* **WHAT TO PRODUCE**
Copy every line below precisely, leaving nothing out.

++++ PROVIDED DATA

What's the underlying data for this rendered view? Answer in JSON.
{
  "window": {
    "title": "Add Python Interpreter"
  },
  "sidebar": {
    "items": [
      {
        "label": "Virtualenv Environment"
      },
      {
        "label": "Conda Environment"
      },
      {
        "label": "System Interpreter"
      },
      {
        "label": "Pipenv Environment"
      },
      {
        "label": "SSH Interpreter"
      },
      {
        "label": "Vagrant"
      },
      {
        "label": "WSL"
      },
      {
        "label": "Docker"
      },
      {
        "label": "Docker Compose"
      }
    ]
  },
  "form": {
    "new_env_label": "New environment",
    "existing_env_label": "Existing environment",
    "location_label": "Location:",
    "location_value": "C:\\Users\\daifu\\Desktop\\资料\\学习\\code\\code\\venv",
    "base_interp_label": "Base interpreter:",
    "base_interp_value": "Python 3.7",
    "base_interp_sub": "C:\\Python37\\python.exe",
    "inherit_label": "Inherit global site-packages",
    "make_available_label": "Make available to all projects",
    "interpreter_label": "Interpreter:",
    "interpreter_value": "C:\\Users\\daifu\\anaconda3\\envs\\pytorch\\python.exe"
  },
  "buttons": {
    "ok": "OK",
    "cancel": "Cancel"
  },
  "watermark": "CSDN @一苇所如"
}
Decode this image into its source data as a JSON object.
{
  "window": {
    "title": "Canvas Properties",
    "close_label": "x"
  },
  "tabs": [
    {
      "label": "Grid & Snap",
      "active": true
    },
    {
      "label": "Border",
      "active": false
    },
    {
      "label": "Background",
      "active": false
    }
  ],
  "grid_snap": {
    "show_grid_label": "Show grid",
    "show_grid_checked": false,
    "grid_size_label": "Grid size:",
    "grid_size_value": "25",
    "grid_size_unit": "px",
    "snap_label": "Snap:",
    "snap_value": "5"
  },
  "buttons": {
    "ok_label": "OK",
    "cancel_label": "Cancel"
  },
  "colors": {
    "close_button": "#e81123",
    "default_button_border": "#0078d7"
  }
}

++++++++

* **TASK RESPONSE**
What's the underlying data for this rendered view? Answer in JSON.
{
  "window": {
    "title": "Add Python Interpreter"
  },
  "sidebar": {
    "items": [
      {
        "label": "Virtualenv Environment"
      },
      {
        "label": "Conda Environment"
      },
      {
        "label": "System Interpreter"
      },
      {
        "label": "Pipenv Environment"
      },
      {
        "label": "SSH Interpreter"
      },
      {
        "label": "Vagrant"
      },
      {
        "label": "WSL"
      },
      {
        "label": "Docker"
      },
      {
        "label": "Docker Compose"
      }
    ]
  },
  "form": {
    "new_env_label": "New environment",
    "existing_env_label": "Existing environment",
    "location_label": "Location:",
    "location_value": "C:\\Users\\daifu\\Desktop\\资料\\学习\\code\\code\\venv",
    "base_interp_label": "Base interpreter:",
    "base_interp_value": "Python 3.7",
    "base_interp_sub": "C:\\Python37\\python.exe",
    "inherit_label": "Inherit global site-packages",
    "make_available_label": "Make available to all projects",
    "interpreter_label": "Interpreter:",
    "interpreter_value": "C:\\Users\\daifu\\anaconda3\\envs\\pytorch\\python.exe"
  },
  "buttons": {
    "ok": "OK",
    "cancel": "Cancel"
  },
  "watermark": "CSDN @一苇所如"
}
Decode this image into its source data as a JSON object.
{
  "window": {
    "title": "Canvas Properties",
    "close_label": "x"
  },
  "tabs": [
    {
      "label": "Grid & Snap",
      "active": true
    },
    {
      "label": "Border",
      "active": false
    },
    {
      "label": "Background",
      "active": false
    }
  ],
  "grid_snap": {
    "show_grid_label": "Show grid",
    "show_grid_checked": false,
    "grid_size_label": "Grid size:",
    "grid_size_value": "25",
    "grid_size_unit": "px",
    "snap_label": "Snap:",
    "snap_value": "5"
  },
  "buttons": {
    "ok_label": "OK",
    "cancel_label": "Cancel"
  },
  "colors": {
    "close_button": "#e81123",
    "default_button_border": "#0078d7"
  }
}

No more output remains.